First Posted: 10/30/2009
Tomorrow marks the beginning of National Adoption month, a time when agencies around the nation will focus their attention on the adoption of youth from foster care.
According to Patricia Coe with the Department of Social Services, there are usually 50 children in foster care in Surry County at any given time.
And we dont have a huge number of foster parents, noted Coe.
In fact, many of the youth are placed with relatives. But Coe said many foster children are eventually adopted.
Coe said, Foster parents tend to adopt. We are blessed.
Jennifer and Patrick Faw adopted their son after he was in foster care for six months. Now more than six years later, Jennifer thinks it was one of the best decisions they ever made.
Its been absolutely wonderful. Hes just a special child. Hes opened our hearts to a lot of different things, Jennifer gushed.
Jennifer explained why they originally decided to become foster parents: There were so many kids that were mistreated. We thought this was a way we could help.
While some foster parents want to adopt their foster children and get to do just that, Jennifer explained that this is not always the case. Complications sometimes arise.
Sometimes you can adopt, but for the most part, youre providing a safe home for these children, she explained.
The happy mom encourages others to adopt or become foster parents. She said, Its a blessing. It would change their life in a positive way.
For people interested in becoming foster parents, Coe suggests they attend a Model Approach to Partnerships in Parenting (MAPP) class. MAPP is a 10-week, 30-hour course that people must take before becoming foster parents. The class is offered twice a year. DSS can also provide information packets to people interested.
In addition to the MAPP course, DSS also requires criminal record checks, physicals, and home and finance studies on all prospective foster parents.
And we like to see where a child would be a good fit, Coe added.
For people who cant adopt or become foster parents, Coe suggests volunteering for organizations like Stop Child Abuse Now, Surry County Foster Parent Association, or Childrens Center of Surry.
Jennifer Faw is the treasurer of the Surry County Foster Parent Association. She said, Its a way that I can stay involved with the foster parents.
Surry County Foster Parent Association is a 501(c)3 nonprofit group that works to support foster children and foster families in the county. All foster parents and child advocacy workers can join the association.
The association will be especially busy during National Adoption Month. This is the time that the organization collects funds for its holiday efforts.
Each year the association gathers Christmas donations, all of which goes to children in Surry County. With the donations, the association provides gifts to all kids in Surry Foster Care. Jane Humphries, president of the foster parent association, said they usually split up the gifts so that have are clothes and half are toys.
The foster children each get three wishes, and Humphries said they try to fulfill these wishes if reasonable. Some businesses sponsor children or hold toy drives to help with the Christmas project.
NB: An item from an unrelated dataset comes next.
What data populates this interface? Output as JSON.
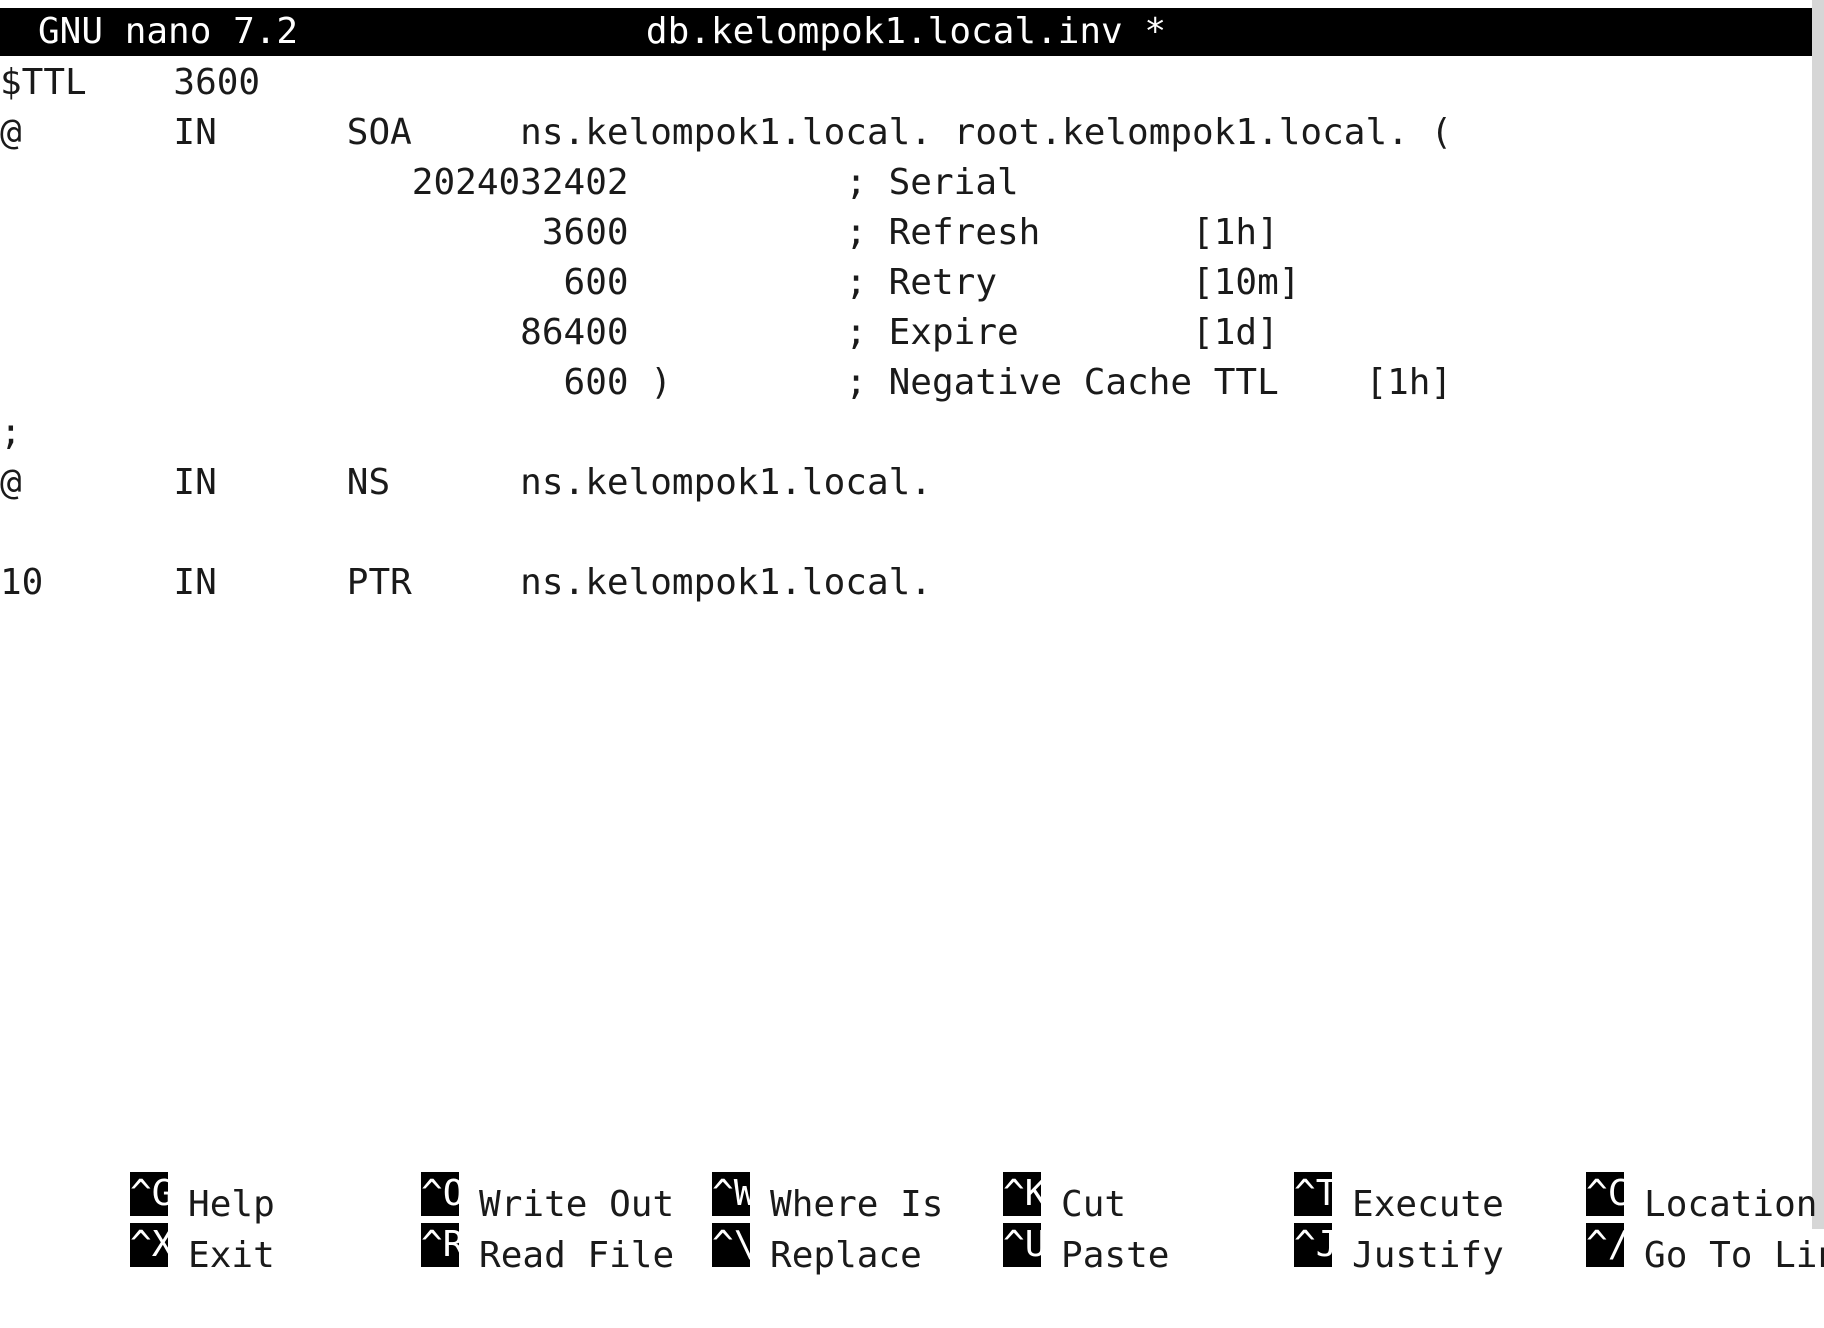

Were not picky, Humphries said about how people give.
The deadline for Christmas donations is Dec. 5, but the organization can use donations throughout the year as well. This year, the foster parent association is feeling the effect of the economy.
Donations are really down, Humphries remarked. But I think everybodys is down.
Still, Humphries believes it is important for people to support their organization, because she said 100 percent of the donations that come in go to the kids.
We think the community will benefit from helping these kids. These are not the kids that have everything, Humphries said.
In fact, many children that enter foster care only have the clothes on their back. The Surry Foster Parent Association tries to put together bags with the essentials for children that enter foster care.
A lot of times kids come with nothing, Jennifer noted.
The association members also work on other projects throughout the year to help the kids and lessen the burden on foster parents. They have a back-to-school project where they put together backpacks with supplies for the foster kids. They also try to pay for an activity such as sports or dance camp for each kid each year.
But Humphries said the organizations main role is support. Every need they have, not just financial, she said.
Children that are placed in foster homes come from bad situations. Coe said, There is always some trauma involved.
The association provides emotional support for foster parents and children. Jennifer said often children are put back into bad situations, which is very difficult on the people who were their foster parents.
When they go back and forth its very difficult … They need that extra support, Jennifer stressed.
In the end, Jennifer believes that everyone in Surry County needs to be an advocate for children. She believes people need to stand up against the laws that often force children to be placed back into bad situations.
Jennifer said, We have got to protect these children. That should be our number one goal in the community.
For those interested in donating for the Christmas project of the Surry County Foster Parent Association, donations may be mailed to P.O. Box 57, Toast, NC, 27049, or people can call Humphries at 320-3288.
For more information on how to adopt or become a foster parent, call the Surry County Department of Social Services at 401-8700.
Contact Meghann Evans at [email protected] or 719-1952.